The flip side of those themes, of course, the unavoidable fact that Klown is about the misadventures of a couple of assholes–more than likely a facet that drew Danny McBride, whose HBO alter ego is the constantly off-color Kenny Powers, to the property. Nørgaard wondered during Klown’s TV run just how horrible he could make his leads–Casper in particular–and retain the show’s fandom. “At one point I was thinking, ‘What’s your limit, guys? What should I do to get you to hate these guys?'” Nørgaard says. “I was surprised how far we were able to go. But it comes back to the heart thing, I really think that’s the key. The character is doing the bad thing out of a wish to do good — inside all the crap, he’s a good guy.
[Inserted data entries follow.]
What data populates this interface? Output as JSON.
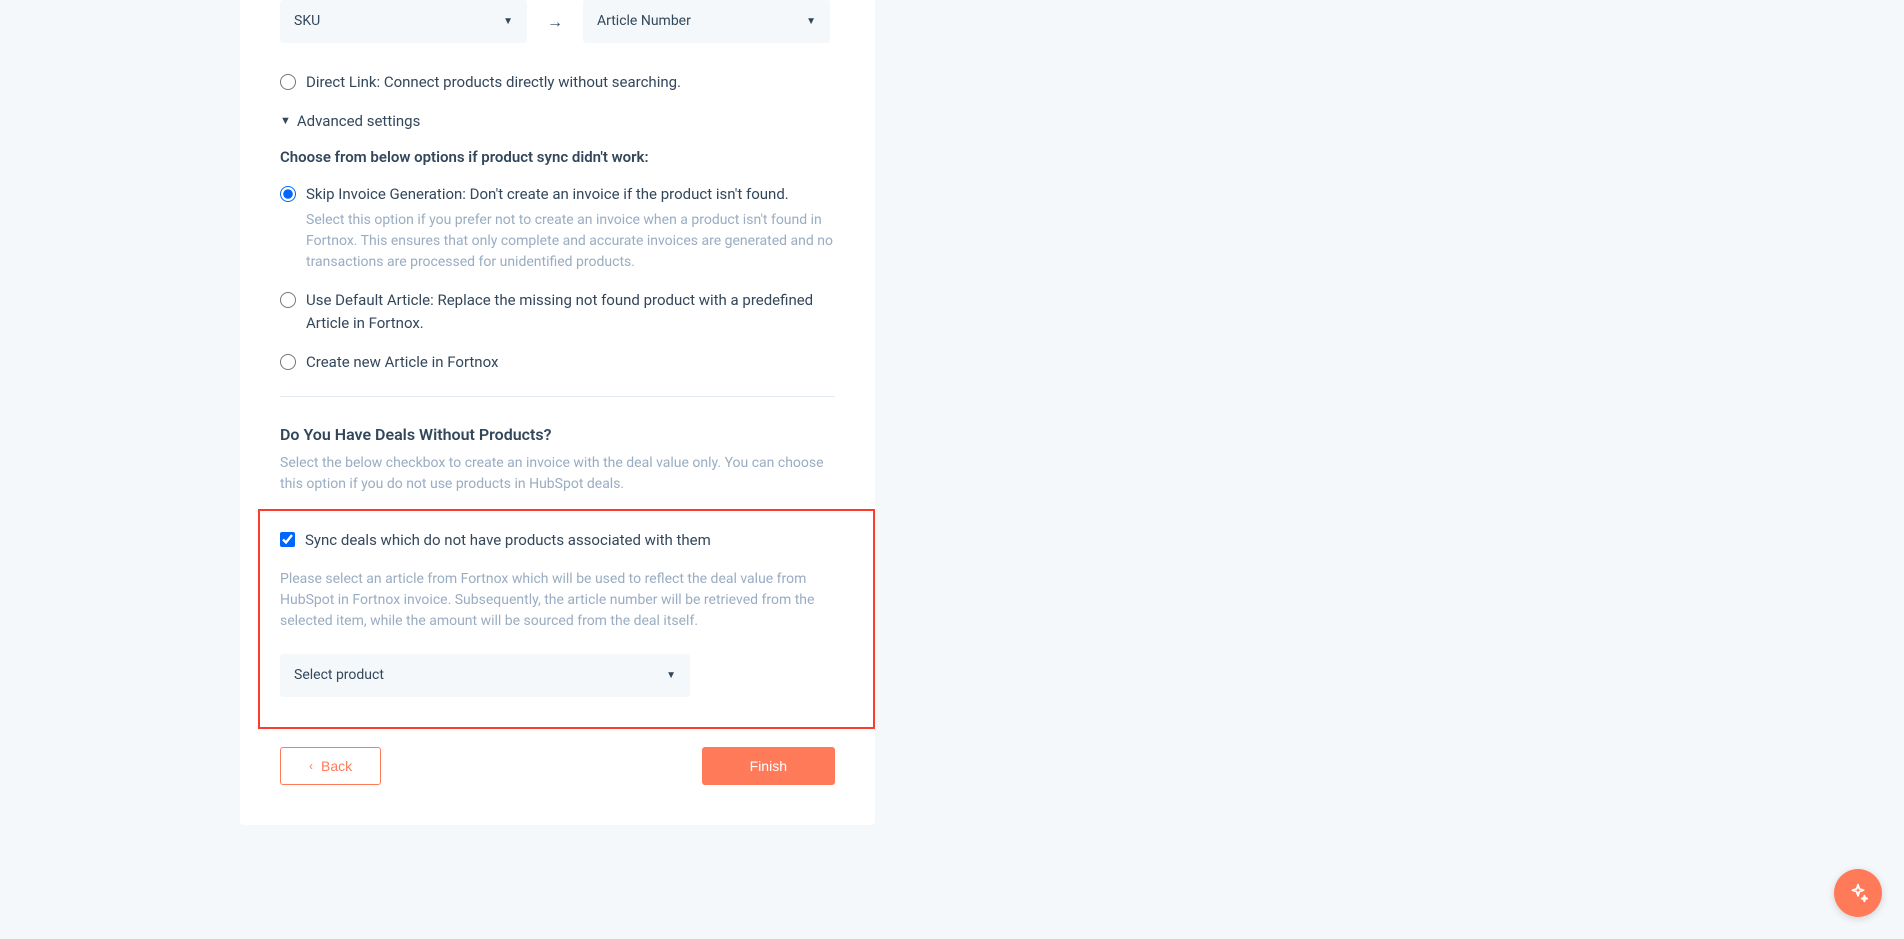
{
  "mapping": {
    "source_dropdown": "SKU",
    "target_dropdown": "Article Number"
  },
  "direct_link": {
    "label": "Direct Link: Connect products directly without searching."
  },
  "advanced": {
    "toggle_label": "Advanced settings",
    "heading": "Choose from below options if product sync didn't work:",
    "skip_invoice": {
      "label": "Skip Invoice Generation: Don't create an invoice if the product isn't found.",
      "desc": "Select this option if you prefer not to create an invoice when a product isn't found in Fortnox. This ensures that only complete and accurate invoices are generated and no transactions are processed for unidentified products."
    },
    "default_article": {
      "label": "Use Default Article: Replace the missing not found product with a predefined Article in Fortnox."
    },
    "create_article": {
      "label": "Create new Article in Fortnox"
    }
  },
  "deals_section": {
    "heading": "Do You Have Deals Without Products?",
    "desc": "Select the below checkbox to create an invoice with the deal value only. You can choose this option if you do not use products in HubSpot deals.",
    "checkbox_label": "Sync deals which do not have products associated with them",
    "highlighted_desc": "Please select an article from Fortnox which will be used to reflect the deal value from HubSpot in Fortnox invoice. Subsequently, the article number will be retrieved from the selected item, while the amount will be sourced from the deal itself.",
    "product_dropdown": "Select product"
  },
  "buttons": {
    "back": "Back",
    "finish": "Finish"
  }
}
We also like Caspar, and he’s just an asshole.”
The “crap,” in the film alone, includes but is not limited to: Running from home during a burglary, leaving a 12-year-old Bo to fend for himself; smoking a massive joint while responsible for the same child; indulging in numerous conversations with the boy about the lackluster size of his “willie.” American audiences will do well to steel themselves for McBride’s spin on the material, although from what Nørgaard has witnessed of the U.S.’s experience with the original, all is well: In Austin, TX for a screening last autumn, Nørgaard worried, “How are they gonna take this in? Will they understand it, that there’s a heart in it, or will they just find it vulgar?” And in the end? “They had a very amazing, positive approach to it.”
Nørgaard calls Denmark’s television censorship “pretty liberal,” which allowed the film’s boundary-pushing to be more story-oriented than centered around carte blanche shock value. “There’s gotta be a reason for these guys to do something stupid, and the more time you have, the more stupid they can be,” he says.
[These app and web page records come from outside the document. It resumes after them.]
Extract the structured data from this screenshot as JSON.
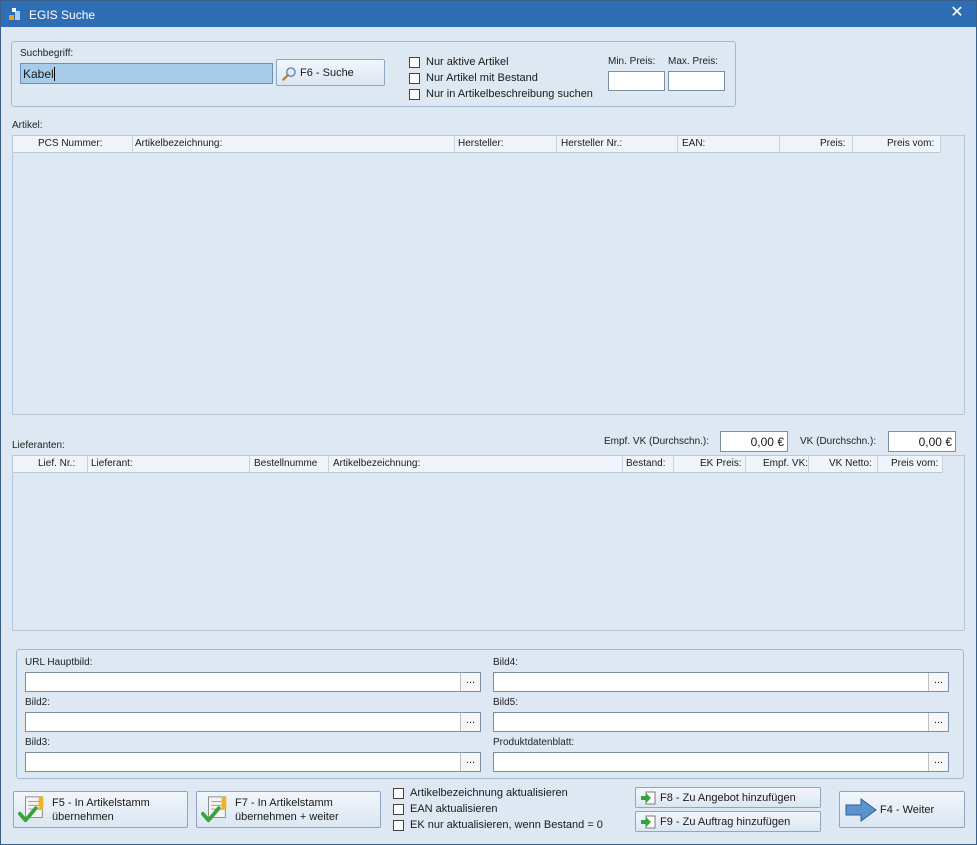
{
  "window": {
    "title": "EGIS Suche"
  },
  "search": {
    "label": "Suchbegriff:",
    "value": "Kabel",
    "button_label": "F6 - Suche",
    "check_active": "Nur aktive Artikel",
    "check_stock": "Nur Artikel mit Bestand",
    "check_description": "Nur in Artikelbeschreibung suchen",
    "min_price_label": "Min. Preis:",
    "max_price_label": "Max. Preis:",
    "min_price_value": "",
    "max_price_value": ""
  },
  "articles": {
    "label": "Artikel:",
    "columns": [
      "PCS Nummer:",
      "Artikelbezeichnung:",
      "Hersteller:",
      "Hersteller Nr.:",
      "EAN:",
      "Preis:",
      "Preis vom:"
    ]
  },
  "suppliers": {
    "label": "Lieferanten:",
    "empf_vk_label": "Empf. VK (Durchschn.):",
    "empf_vk_value": "0,00 €",
    "vk_label": "VK (Durchschn.):",
    "vk_value": "0,00 €",
    "columns": [
      "Lief. Nr.:",
      "Lieferant:",
      "Bestellnumme",
      "Artikelbezeichnung:",
      "Bestand:",
      "EK Preis:",
      "Empf. VK:",
      "VK Netto:",
      "Preis vom:"
    ]
  },
  "images": {
    "url_main_label": "URL Hauptbild:",
    "bild2_label": "Bild2:",
    "bild3_label": "Bild3:",
    "bild4_label": "Bild4:",
    "bild5_label": "Bild5:",
    "datasheet_label": "Produktdatenblatt:",
    "browse_label": "..."
  },
  "footer": {
    "f5_line1": "F5 - In Artikelstamm",
    "f5_line2": "übernehmen",
    "f7_line1": "F7 - In Artikelstamm",
    "f7_line2": "übernehmen + weiter",
    "check_update_desc": "Artikelbezeichnung aktualisieren",
    "check_update_ean": "EAN aktualisieren",
    "check_update_ek": "EK nur aktualisieren, wenn Bestand = 0",
    "f8_label": "F8 - Zu Angebot hinzufügen",
    "f9_label": "F9 - Zu Auftrag hinzufügen",
    "f4_label": "F4 - Weiter"
  },
  "icons": {
    "app": "egis-app-icon",
    "close": "close-icon",
    "search": "magnifier-icon",
    "checklist": "checklist-warning-icon",
    "add_to": "green-arrow-into-box-icon",
    "next": "blue-arrow-right-icon"
  },
  "colors": {
    "titlebar": "#2f6eb5",
    "background": "#dde8f3",
    "selection": "#a9cbea"
  }
}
Does Nørgaard have any tactics he’d personally use in converting his series’ brand of uncomfortable entertainment for another nation’s sensibilities? “Awkwardness is really interesting, and I think that each country has its own issues there,” he says. “You’ve really got to figure out which buttons to push to make it work specifically in each country. You’ve really got to know the society that you want to portray if you want to do a film like this.”
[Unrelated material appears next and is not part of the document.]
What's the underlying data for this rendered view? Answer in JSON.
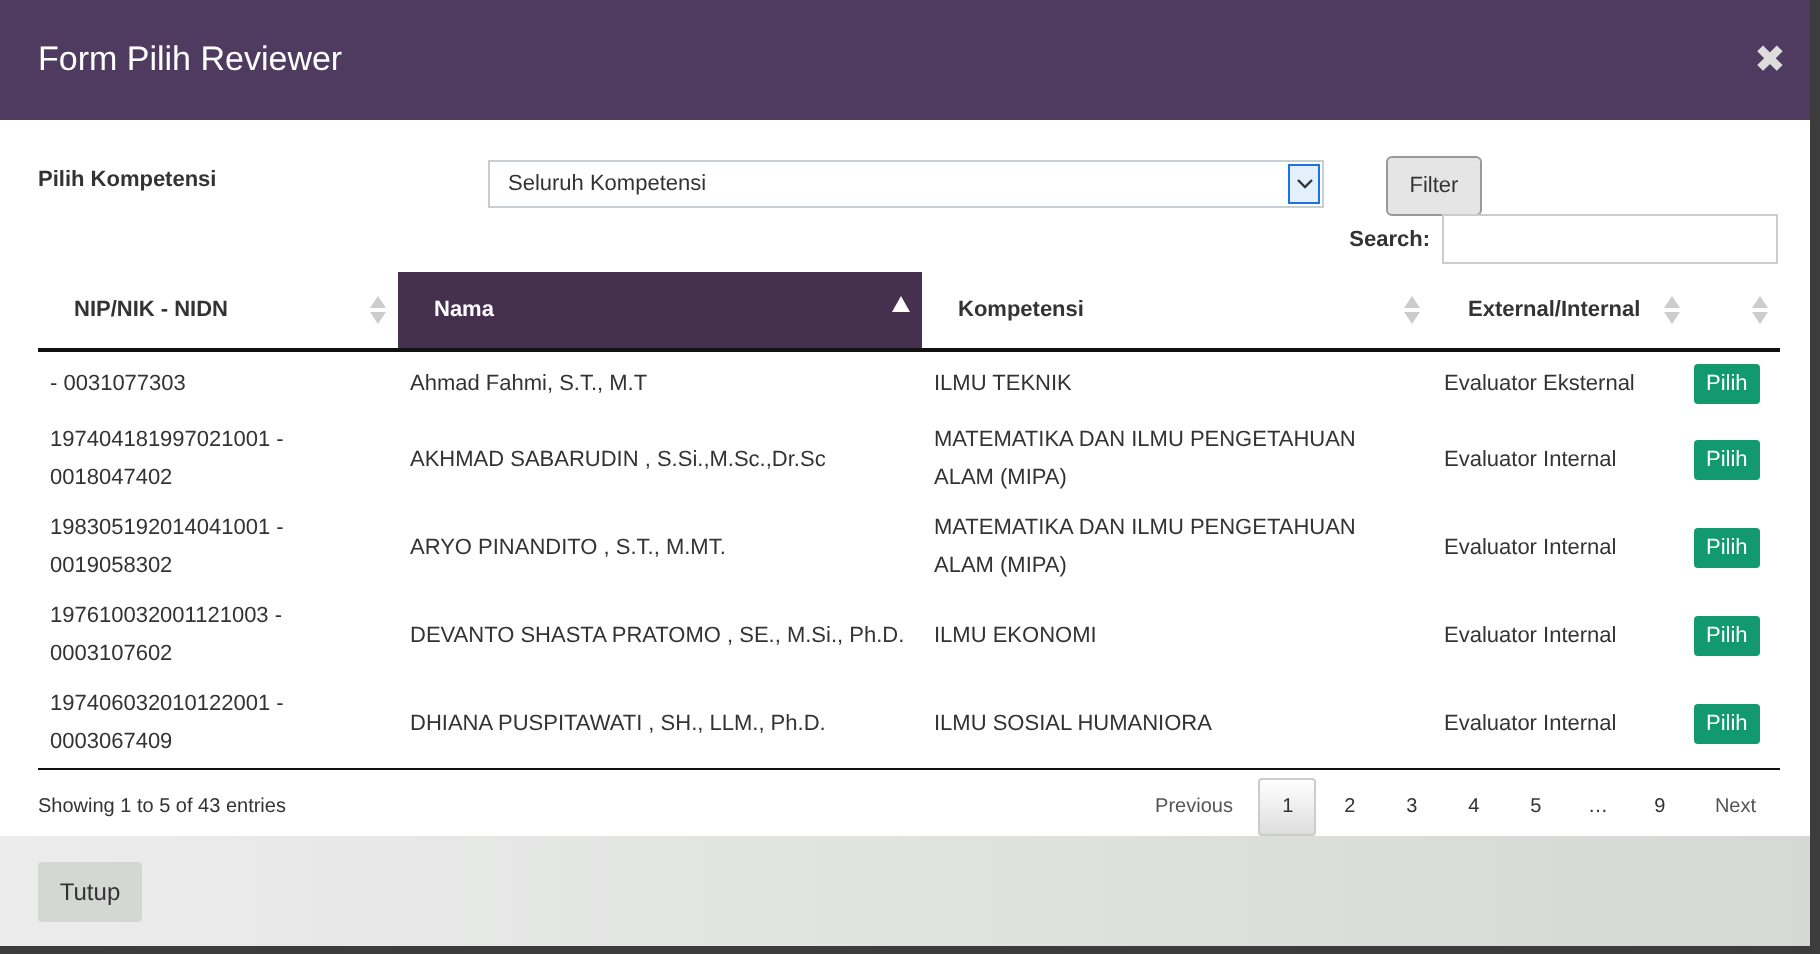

Though Hvam and Christensen, who also wrote for the film and series, have been facilitators for the Warner remake and may continue on in a production capacity, Nørgaard is aiming to have little influence. “They bought it, now it’s theirs to do with it what they find the best,” he says. “If any of these guys wanted to talk about how we did it and what I thought were the important things in the film, I’d be glad to share. But I don’t want to get hands-on or get really involved. I’m afraid it’ll mess it up. I’ll just sit back and see what happens.”
Nørgaard is clearly not of the opinion that remakes are inherently loopy in the first place; he’s probably not the guy you’d hear lauding Sweden’s Let the Right One In and going on to decry Chloë Moretz’s version as a hackish money-grab. “In the U.S., when you have a foreign film, it’ll always be an arthouse film,” he says. “So I think there is good reason for remaking some of these films in America, because they’ll get a lot more attention. If I should do a remake at some point, I would prefer to do it in America; to remake something European in the U.S. could be interesting.”
Talk of the adaptation has, Nørgaard half guesses, half hopes, boosted awareness of Drafthouse Films’ U.S. release of Klown. “Coming out in the States is like the biggest you can hope for a film going abroad,” Nørgaard says. “Denmark is a very small country, and we just hoped the film would go well in our country. And now it’s moving out in the world.”